Faultline is the journal of the English department at the University of California-Irvine. The journal has a quiet, slightly offbeat feel to it. Much of the fiction is the kind that could be about people you know—but, then, there’s just something different, something slightly magical and slightly weird about it.
Two stories in this issue stand out immediately: “Good for You” by Lauren Spohrer and “The Man Who Killed Sun Moon” by Adam Johnson. Spohrer’s story concerns an unhappy woman who writes a note to a local newsman, Cliff Conway, and then goes to see him. He invites her to lunch, but then is not in his in office on the agreed upon date. The woman enters his office regardless, and then answers a phone call from his wife. Later, the newsman contacts her because his wife is concerned that he stood up the unhappy woman. She is invited over for dinner, and I don’t want to spoil the rest, except to say that the end is quite funny and quite sad.
Adam Johnson’s story, an excerpt from his recent novel, The Orphan Master’s Song, is about the daily life of a man who is presumably an interrogator in North Korea.
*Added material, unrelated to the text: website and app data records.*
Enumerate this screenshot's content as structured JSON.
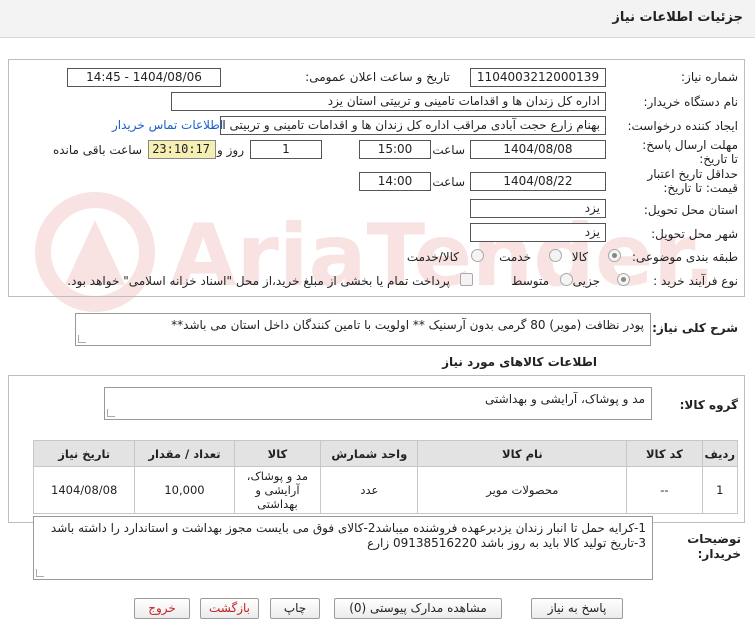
{
  "header": {
    "title": "جزئیات اطلاعات نیاز"
  },
  "form": {
    "need_number_label": "شماره نیاز:",
    "need_number": "1104003212000139",
    "announce_label": "تاریخ و ساعت اعلان عمومی:",
    "announce_value": "1404/08/06 - 14:45",
    "buyer_org_label": "نام دستگاه خریدار:",
    "buyer_org": "اداره کل زندان ها و اقدامات تامینی و تربیتی استان یزد",
    "creator_label": "ایجاد کننده درخواست:",
    "creator": "بهنام زارع حجت آبادی مراقب اداره کل زندان ها و اقدامات تامینی و تربیتی استان یزد",
    "contact_link": "اطلاعات تماس خریدار",
    "send_deadline_label": "مهلت ارسال پاسخ: تا تاریخ:",
    "send_deadline_date": "1404/08/08",
    "time_label": "ساعت",
    "send_deadline_time": "15:00",
    "days_count": "1",
    "days_and_label": "روز و",
    "remaining_time": "23:10:17",
    "remaining_label": "ساعت باقی مانده",
    "validity_label": "حداقل تاریخ اعتبار قیمت: تا تاریخ:",
    "validity_date": "1404/08/22",
    "validity_time": "14:00",
    "province_label": "استان محل تحویل:",
    "province": "یزد",
    "city_label": "شهر محل تحویل:",
    "city": "یزد",
    "category_label": "طبقه بندی موضوعی:",
    "category_options": [
      "کالا",
      "خدمت",
      "کالا/خدمت"
    ],
    "category_selected": "کالا",
    "process_label": "نوع فرآیند خرید :",
    "process_options": [
      "جزیی",
      "متوسط"
    ],
    "process_selected": "جزیی",
    "payment_note": "پرداخت تمام یا بخشی از مبلغ خرید،از محل \"اسناد خزانه اسلامی\" خواهد بود."
  },
  "description": {
    "label": "شرح کلی نیاز:",
    "text": "پودر نظافت (مویر) 80 گرمی بدون آرسنیک  **  اولویت با تامین کنندگان داخل استان می باشد**"
  },
  "goods_section": {
    "title": "اطلاعات کالاهای مورد نیاز",
    "group_label": "گروه کالا:",
    "group_value": "مد و پوشاک، آرایشی و بهداشتی"
  },
  "table": {
    "headers": [
      "ردیف",
      "کد کالا",
      "نام کالا",
      "واحد شمارش",
      "کالا",
      "تعداد / مقدار",
      "تاریخ نیاز"
    ],
    "rows": [
      [
        "1",
        "--",
        "محصولات مویر",
        "عدد",
        "مد و پوشاک، آرایشی و بهداشتی",
        "10,000",
        "1404/08/08"
      ]
    ]
  },
  "buyer_notes": {
    "label": "توضیحات خریدار:",
    "text": "1-کرایه حمل تا انبار زندان یزدبرعهده فروشنده میباشد2-کالای فوق می بایست مجوز بهداشت و استاندارد را داشته باشد 3-تاریخ تولید کالا باید به روز باشد 09138516220 زارع"
  },
  "buttons": {
    "respond": "پاسخ به نیاز",
    "view_docs": "مشاهده مدارک پیوستی (0)",
    "print": "چاپ",
    "back": "بازگشت",
    "exit": "خروج"
  },
  "watermark_text": "AriaTender.net",
  "colors": {
    "link": "#1a5fc7",
    "timer_bg": "#f6efb4",
    "exit_text": "#c42121",
    "watermark": "#cc2a2a"
  }
}
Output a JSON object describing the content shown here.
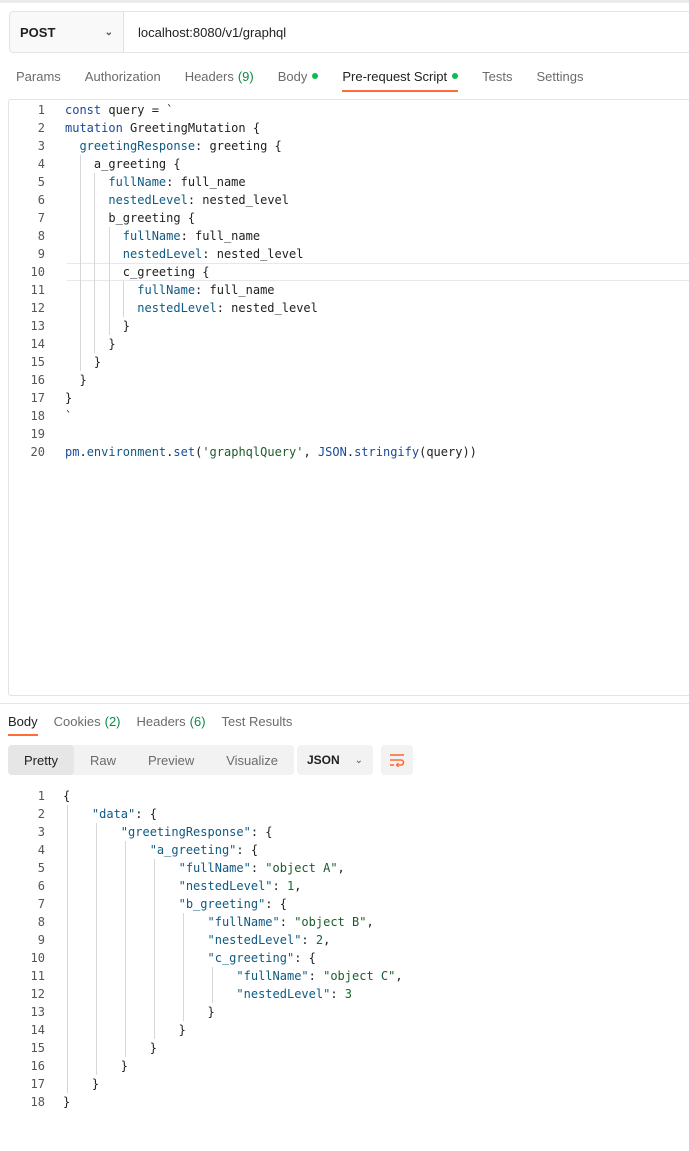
{
  "request": {
    "method": "POST",
    "url": "localhost:8080/v1/graphql"
  },
  "request_tabs": [
    {
      "label": "Params"
    },
    {
      "label": "Authorization"
    },
    {
      "label": "Headers",
      "count": "(9)"
    },
    {
      "label": "Body"
    },
    {
      "label": "Pre-request Script"
    },
    {
      "label": "Tests"
    },
    {
      "label": "Settings"
    }
  ],
  "script_lines": [
    {
      "n": "1",
      "t": "const query = `"
    },
    {
      "n": "2",
      "t": "mutation GreetingMutation {"
    },
    {
      "n": "3",
      "t": "  greetingResponse: greeting {"
    },
    {
      "n": "4",
      "t": "    a_greeting {"
    },
    {
      "n": "5",
      "t": "      fullName: full_name"
    },
    {
      "n": "6",
      "t": "      nestedLevel: nested_level"
    },
    {
      "n": "7",
      "t": "      b_greeting {"
    },
    {
      "n": "8",
      "t": "        fullName: full_name"
    },
    {
      "n": "9",
      "t": "        nestedLevel: nested_level"
    },
    {
      "n": "10",
      "t": "        c_greeting {"
    },
    {
      "n": "11",
      "t": "          fullName: full_name"
    },
    {
      "n": "12",
      "t": "          nestedLevel: nested_level"
    },
    {
      "n": "13",
      "t": "        }"
    },
    {
      "n": "14",
      "t": "      }"
    },
    {
      "n": "15",
      "t": "    }"
    },
    {
      "n": "16",
      "t": "  }"
    },
    {
      "n": "17",
      "t": "}"
    },
    {
      "n": "18",
      "t": "`"
    },
    {
      "n": "19",
      "t": ""
    },
    {
      "n": "20",
      "t": "pm.environment.set('graphqlQuery', JSON.stringify(query))"
    }
  ],
  "response_tabs": [
    {
      "label": "Body"
    },
    {
      "label": "Cookies",
      "count": "(2)"
    },
    {
      "label": "Headers",
      "count": "(6)"
    },
    {
      "label": "Test Results"
    }
  ],
  "view_modes": [
    "Pretty",
    "Raw",
    "Preview",
    "Visualize"
  ],
  "format": "JSON",
  "response_lines": [
    {
      "n": "1",
      "t": "{"
    },
    {
      "n": "2",
      "t": "    \"data\": {"
    },
    {
      "n": "3",
      "t": "        \"greetingResponse\": {"
    },
    {
      "n": "4",
      "t": "            \"a_greeting\": {"
    },
    {
      "n": "5",
      "t": "                \"fullName\": \"object A\","
    },
    {
      "n": "6",
      "t": "                \"nestedLevel\": 1,"
    },
    {
      "n": "7",
      "t": "                \"b_greeting\": {"
    },
    {
      "n": "8",
      "t": "                    \"fullName\": \"object B\","
    },
    {
      "n": "9",
      "t": "                    \"nestedLevel\": 2,"
    },
    {
      "n": "10",
      "t": "                    \"c_greeting\": {"
    },
    {
      "n": "11",
      "t": "                        \"fullName\": \"object C\","
    },
    {
      "n": "12",
      "t": "                        \"nestedLevel\": 3"
    },
    {
      "n": "13",
      "t": "                    }"
    },
    {
      "n": "14",
      "t": "                }"
    },
    {
      "n": "15",
      "t": "            }"
    },
    {
      "n": "16",
      "t": "        }"
    },
    {
      "n": "17",
      "t": "    }"
    },
    {
      "n": "18",
      "t": "}"
    }
  ],
  "colors": {
    "accent": "#ff6c37",
    "status_dot": "#0cbb52",
    "count_green": "#0c8a47"
  },
  "icons": {
    "method_dropdown": "chevron-down-icon",
    "format_dropdown": "chevron-down-icon",
    "wrap": "wrap-lines-icon"
  }
}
Johnson’s story attempts to personalize and humanize a society that is not usually given an individual identity (though recent works like Barbara Demick’s Nothing to Envy have also been changing that).
Perhaps the most notable poem in the journal is Bob Hicok’s “Statistics in a Classless Society.” The poem starts with seemingly nonsensical statistics like: “Two ninths of seven-eighths of the three quarters / of everyone dreams of the prissy overthrow / of the government by standard poodles,” but, by the end of the poem, concludes with the forceful: “One percent of the people / own thirty-four point six percent / of the wealth. You can’t make this shit up.” Such moves—from the dreamy, to the punch in the face—are endemic to this journal, and part of what makes much of the writing in it so effective.
An interesting series of prose poems by Michael Garriga runs throughout Faultline. Each piece presents a different time period, but all seem to deal with duels. The duels range from dueling pistols to dueling versions of the story of a scalping to dueling cars racing on a dirt road in the middle of nowhere. Garriga’s tales offer different points of view on recurring events, and the lack of overlap in the details never fails to surprise the reader.
Faultine also features artwork from David Hernandez, Scrappers, Ann Ploeger, Jacob Heustis, and Leah Ruby. My favorite is a large tan square by Heustis that features a slightly off-centered mouth (lips, teeth and tongue only—no face) locked in a scream. Next to the image, writing, as if from a child: “I’m having so much fun.” The picture’s simultaneous sense of sarcasm and playfulness makes it quite alluring. It contributes to the unsettling feeling that arises when reading many of the well-crafted pieces in this journal.
Faultline is a unique journal with an unpredictable sensibility—a sensibility well-honed in both humor and the macabre.